New and mysterious work! hard to explain anthing else. I'll post more pics on the way.
Lately I've beeeeen entertaining myself with drawing swarms of bees. I have beeeeen researching and planning some bigger things including swarm intelligence, colony collapse disorder and finding finally the new bees. Something is going to come out of this. Bee sure! Or bee not.
Started testing for a new piece. I've been lately working with some things which are still on not-yet-ready-to-reveal-state, but now I finally had some time to start testing for a piece for an actual exhibition on Serlachius museum. The piece is called A Dying Star. Kuoleva tähti in finnish. It feels exciting to be in this phase of a new work. I'll post some new photos later, when I have some more things happening there. It's full of stars, Dave.
What did I do? Well, I got rid of some old junk. You can see it here how we did it. Happy new year!
That was satisfying!!! Now I have more space without this glass piece...
I also found a photo of a strange test piece which never became anything interesting, but it seems to be festive enough to earn it's place here. Party umbrellas!!!
I'll soon post more pictures of some new upgrades to the shop and some new tests for new works. It's a new year with new beginnings.
Sean Hutchinson from Inverse.com did an interview of me about the hugging machine. Well, the work is still called The Mechanics of Embrace, but hugging machine seems to be a catchy name.
The Inventor of the Hugging Machine on Building Intimacy Out of Wood by Sean Hutchinson, inverse.com
Thank you for the good folks at Gizmodo for doing a little piece about 'Mechanics of Embrace'. Also the gif included was quite fun.
Here's the link to Gizmodo.
Also, as is the way of the internet, the piece got some follow ups which gave the sculpture some new meaning. Some about loneliness, sadness and love, which is all fine.
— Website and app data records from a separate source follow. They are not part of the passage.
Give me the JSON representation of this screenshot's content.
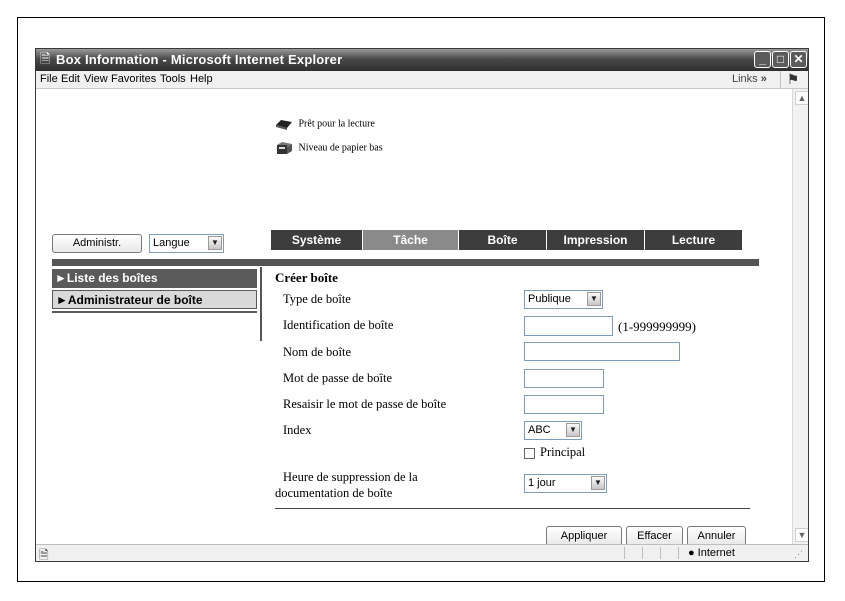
{
  "window": {
    "title": "Box Information - Microsoft Internet Explorer",
    "minimize": "_",
    "maximize": "□",
    "close": "✕"
  },
  "menu": {
    "items": [
      "File",
      "Edit",
      "View",
      "Favorites",
      "Tools",
      "Help"
    ],
    "links": "Links",
    "links_chevron": "»"
  },
  "printer_status": [
    {
      "label": "Prêt pour la lecture",
      "icon": "printer-ready-icon"
    },
    {
      "label": "Niveau de papier bas",
      "icon": "paper-low-icon"
    }
  ],
  "toolbar": {
    "admin_button": "Administr.",
    "language_select": "Langue"
  },
  "tabs": [
    {
      "label": "Système",
      "active": true
    },
    {
      "label": "Tâche",
      "active": false
    },
    {
      "label": "Boîte",
      "active": true
    },
    {
      "label": "Impression",
      "active": true
    },
    {
      "label": "Lecture",
      "active": true
    }
  ],
  "sidebar": {
    "items": [
      {
        "label": "►Liste des boîtes",
        "selected": false
      },
      {
        "label": "►Administrateur de boîte",
        "selected": true
      }
    ]
  },
  "form": {
    "title": "Créer boîte",
    "box_type_label": "Type de boîte",
    "box_type_value": "Publique",
    "box_id_label": "Identification de boîte",
    "box_id_value": "",
    "box_id_range": "(1-999999999)",
    "box_name_label": "Nom de boîte",
    "box_name_value": "",
    "password_label": "Mot de passe de boîte",
    "password_value": "",
    "password_confirm_label": "Resaisir le mot de passe de boîte",
    "password_confirm_value": "",
    "index_label": "Index",
    "index_value": "ABC",
    "principal_label": "Principal",
    "principal_checked": false,
    "deletion_time_label_line1": "Heure de suppression de la",
    "deletion_time_label_line2": "documentation de boîte",
    "deletion_time_value": "1 jour"
  },
  "actions": {
    "apply": "Appliquer",
    "clear": "Effacer",
    "cancel": "Annuler"
  },
  "statusbar": {
    "zone": "Internet"
  },
  "colors": {
    "tab_active": "#3d3d3d",
    "tab_inactive": "#8a8a8a",
    "sidebar_item": "#5a5a5a",
    "sidebar_selected": "#d9d9d9"
  }
}
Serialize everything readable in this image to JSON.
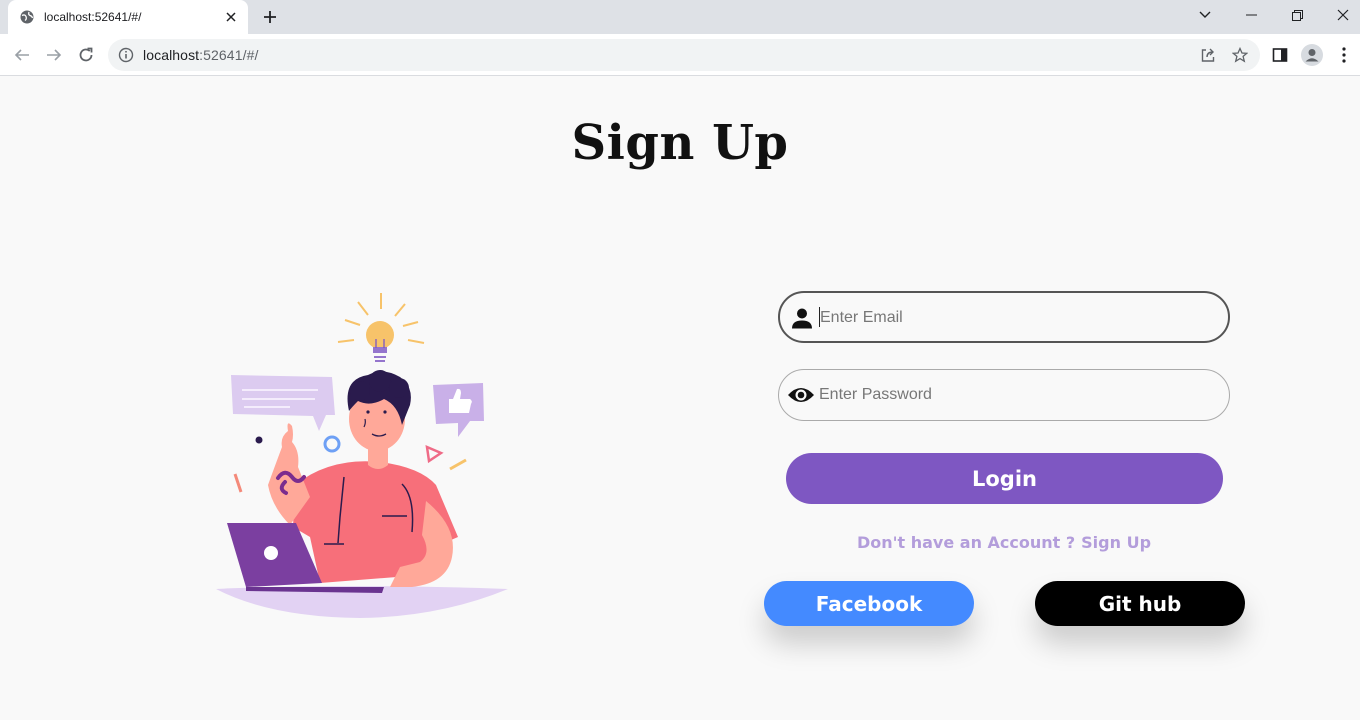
{
  "browser": {
    "tab_title": "localhost:52641/#/",
    "url_host": "localhost",
    "url_path": ":52641/#/"
  },
  "page": {
    "title": "Sign Up"
  },
  "form": {
    "email_placeholder": "Enter Email",
    "password_placeholder": "Enter Password",
    "login_label": "Login",
    "no_account_text": "Don't have an Account ?",
    "signup_link": "Sign Up",
    "facebook_label": "Facebook",
    "github_label": "Git hub"
  },
  "colors": {
    "login_button": "#7e57c2",
    "facebook_button": "#448aff",
    "github_button": "#000000",
    "signup_text": "#b39ddb"
  },
  "icons": {
    "email_field": "person-icon",
    "password_field": "eye-icon"
  }
}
My starting point for the work was about how to feel your own hands on your back, in a technical way, that you wouldn't really be touching your back, but the structure would copy the movements of your hands, like when you would do when hugging someone. I simplified the process to 3 joints for one arm. Also thematically it's continuing my full contact sculptures which I'm still working with. (New stuff is coming! ) So I had this technical start for the work, but I noticed quite quickly that it also had a certain calming effect on people. And on me. Also, after one museum exhibition, I got some really touching feedback of a father of an autistic child, a little boy who really enjoyed the use of the work and after 50 times or so, had easier to hug real people. After this I have also found the works of Temple Gradin and her squeeze chair etc. This work is a good example about what my work's can actually teach me.
Yes, I did some googling about my work, I was curious. Here are some results.
Hug this machine to get hugged right back. Fastocodesign.com
Feeling sad? Let this machine give you a great big hug. Thedailyorbit.com
Others seek to hug it's better to give yourself a hug (Translated from chinese). egg-life.net? Omelette life? Whatever, but this is one is quite interesting...